What I am getting at, is that our traffic rules are inextricably connected to something more than simply what our modern industrial and informational systems have created. Transportation systems of ever-increasing complexity, designed to ensure an efficient flow of humanity as it becomes more and more mobile and connected. My point is that the traffic rules of even our most modern world, are connected to our very ancient (and thus very powerful) sense of self. Of who we see ourselves to be and how we fit into the world at large.

And our modern technological world of traffic has become overwhelming for most travelers. Choked by sheer numbers and confused by ever increasing forced cultural diversity (however beneficial in many ways) has driven people to now default into that ancient sense of self. Rejecting the modern systems derived from all those centuries of attempting to resolve conflict and build this ever-expanding “civilization”.

It seems a bit schizophrenic when I think about it.

Trying to reconcile ourselves with the dehumanizing effects of several lifetimes immersed in the mechanically imposed egalitarianism of the industrial age, and the very humanizing effects of many more lifetimes struggling with the (still-on-going) fight for social egalitarianism, and the forces of oppression continuously trying to co-opt any progress impeding their main goal of imposing their will on both… we can go a little crazy.

Thus… people retreat into their super high-tech bubbles. Amazingly engineered cars and trucks with all anyone could need to be who they are or rather, who they see themselves to be. They feel completely secure in their soundproof, injury-proof moving suits of armor. Hurdling down the highway with ease, at perviously (by ancient standards) unimaginable speeds. Surrounded by the voices and visions of only what they choose to hear and see.

They are oh so modern and yet also oh so ancient. So very powerful yet so very weak.
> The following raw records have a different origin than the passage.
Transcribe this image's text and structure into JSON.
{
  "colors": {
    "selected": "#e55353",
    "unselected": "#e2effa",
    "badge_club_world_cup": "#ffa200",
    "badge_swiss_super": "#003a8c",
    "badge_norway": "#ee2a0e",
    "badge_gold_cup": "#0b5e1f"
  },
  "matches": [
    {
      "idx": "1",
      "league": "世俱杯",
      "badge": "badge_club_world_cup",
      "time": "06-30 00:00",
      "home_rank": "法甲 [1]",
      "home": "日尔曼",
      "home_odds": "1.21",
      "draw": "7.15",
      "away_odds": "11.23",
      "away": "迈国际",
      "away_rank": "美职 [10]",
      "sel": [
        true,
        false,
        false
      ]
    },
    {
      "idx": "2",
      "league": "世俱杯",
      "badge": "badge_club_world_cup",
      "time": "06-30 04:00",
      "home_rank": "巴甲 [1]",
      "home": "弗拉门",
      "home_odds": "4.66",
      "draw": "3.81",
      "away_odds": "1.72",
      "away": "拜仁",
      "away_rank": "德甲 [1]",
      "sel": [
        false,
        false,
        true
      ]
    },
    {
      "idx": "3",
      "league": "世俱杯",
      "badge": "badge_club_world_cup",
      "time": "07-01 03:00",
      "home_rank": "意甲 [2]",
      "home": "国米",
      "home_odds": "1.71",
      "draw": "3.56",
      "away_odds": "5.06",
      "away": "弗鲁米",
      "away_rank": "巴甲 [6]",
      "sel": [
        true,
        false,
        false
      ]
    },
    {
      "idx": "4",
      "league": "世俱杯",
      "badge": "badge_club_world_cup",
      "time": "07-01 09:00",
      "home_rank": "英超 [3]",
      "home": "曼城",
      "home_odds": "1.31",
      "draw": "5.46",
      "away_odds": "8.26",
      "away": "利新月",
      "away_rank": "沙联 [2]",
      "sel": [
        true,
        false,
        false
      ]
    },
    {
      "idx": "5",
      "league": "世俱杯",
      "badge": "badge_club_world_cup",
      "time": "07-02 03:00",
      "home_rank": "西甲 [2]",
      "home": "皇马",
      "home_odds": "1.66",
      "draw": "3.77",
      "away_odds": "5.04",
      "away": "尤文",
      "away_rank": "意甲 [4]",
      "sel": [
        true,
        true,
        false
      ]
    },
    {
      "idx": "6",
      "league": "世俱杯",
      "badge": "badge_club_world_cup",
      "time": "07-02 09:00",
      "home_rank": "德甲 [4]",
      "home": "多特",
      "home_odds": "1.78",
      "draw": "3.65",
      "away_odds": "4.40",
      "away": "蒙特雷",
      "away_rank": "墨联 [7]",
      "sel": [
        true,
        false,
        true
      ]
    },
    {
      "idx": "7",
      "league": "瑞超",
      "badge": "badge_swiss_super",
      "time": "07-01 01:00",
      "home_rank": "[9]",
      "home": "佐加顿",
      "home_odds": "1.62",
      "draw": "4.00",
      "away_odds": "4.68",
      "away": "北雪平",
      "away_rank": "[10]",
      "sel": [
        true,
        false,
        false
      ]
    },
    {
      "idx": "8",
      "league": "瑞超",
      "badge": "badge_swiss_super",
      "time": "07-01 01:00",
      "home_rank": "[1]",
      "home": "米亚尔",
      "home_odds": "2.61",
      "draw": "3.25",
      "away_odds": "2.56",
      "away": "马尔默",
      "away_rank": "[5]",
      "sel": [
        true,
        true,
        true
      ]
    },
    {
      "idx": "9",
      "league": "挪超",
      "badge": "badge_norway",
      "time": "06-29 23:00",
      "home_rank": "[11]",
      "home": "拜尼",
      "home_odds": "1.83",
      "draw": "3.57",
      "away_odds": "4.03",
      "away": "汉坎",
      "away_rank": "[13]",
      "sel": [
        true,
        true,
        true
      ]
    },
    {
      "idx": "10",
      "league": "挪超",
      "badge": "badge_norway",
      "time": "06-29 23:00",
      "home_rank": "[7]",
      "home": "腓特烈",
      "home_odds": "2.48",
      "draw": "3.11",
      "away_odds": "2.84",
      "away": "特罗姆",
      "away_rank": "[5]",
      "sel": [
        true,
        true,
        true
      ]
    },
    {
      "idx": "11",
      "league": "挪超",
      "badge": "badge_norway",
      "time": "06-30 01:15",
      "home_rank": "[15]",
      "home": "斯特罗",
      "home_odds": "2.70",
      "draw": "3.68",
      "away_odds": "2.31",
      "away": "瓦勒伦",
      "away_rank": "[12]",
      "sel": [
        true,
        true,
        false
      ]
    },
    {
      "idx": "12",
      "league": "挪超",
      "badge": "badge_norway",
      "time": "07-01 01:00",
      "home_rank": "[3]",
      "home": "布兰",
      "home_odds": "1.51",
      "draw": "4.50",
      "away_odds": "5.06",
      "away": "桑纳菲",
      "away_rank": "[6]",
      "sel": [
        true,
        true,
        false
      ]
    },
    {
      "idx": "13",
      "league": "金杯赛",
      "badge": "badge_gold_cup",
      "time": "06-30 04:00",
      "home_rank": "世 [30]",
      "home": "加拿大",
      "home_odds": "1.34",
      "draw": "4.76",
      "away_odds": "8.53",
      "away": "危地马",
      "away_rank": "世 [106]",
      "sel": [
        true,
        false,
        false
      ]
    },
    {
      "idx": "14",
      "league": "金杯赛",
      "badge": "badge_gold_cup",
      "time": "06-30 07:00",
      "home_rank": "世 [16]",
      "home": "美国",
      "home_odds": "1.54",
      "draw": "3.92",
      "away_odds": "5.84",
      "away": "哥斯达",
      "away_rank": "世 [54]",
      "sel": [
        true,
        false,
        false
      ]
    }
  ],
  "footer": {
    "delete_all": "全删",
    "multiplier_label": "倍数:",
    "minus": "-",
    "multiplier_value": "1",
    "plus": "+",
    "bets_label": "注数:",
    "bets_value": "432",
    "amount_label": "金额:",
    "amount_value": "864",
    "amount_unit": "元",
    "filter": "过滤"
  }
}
Bringing this schizophrenic sense of self to our modern world of traffic, heavy with humanity… is it any wonder that these “time-honored rules” get tossed into the ditch? Is it any wonder that people opt out of giving right of way? Of automatically respecting everyone’s right to the road within our previously agreed upon parameters? Opting instead for the “I own this road and you just see if you can beat me” approach.

Often to the death.

Oh yes, I do have a solution… for me. I wouldn’t presume to think I know what the solution is for “others”. My solution for myself and my sense of self (however tainted by ego and the ancients) is available to others in only one form. Call me if you feel the need to find out what it might be.





By |2018-04-22T13:26:43+00:00April 21st, 2018|Random Awesomeness|Comments Off on 4/21/18: Brian’s Bullshit, My Theory of Everything (Part three, The Tao of Traffic)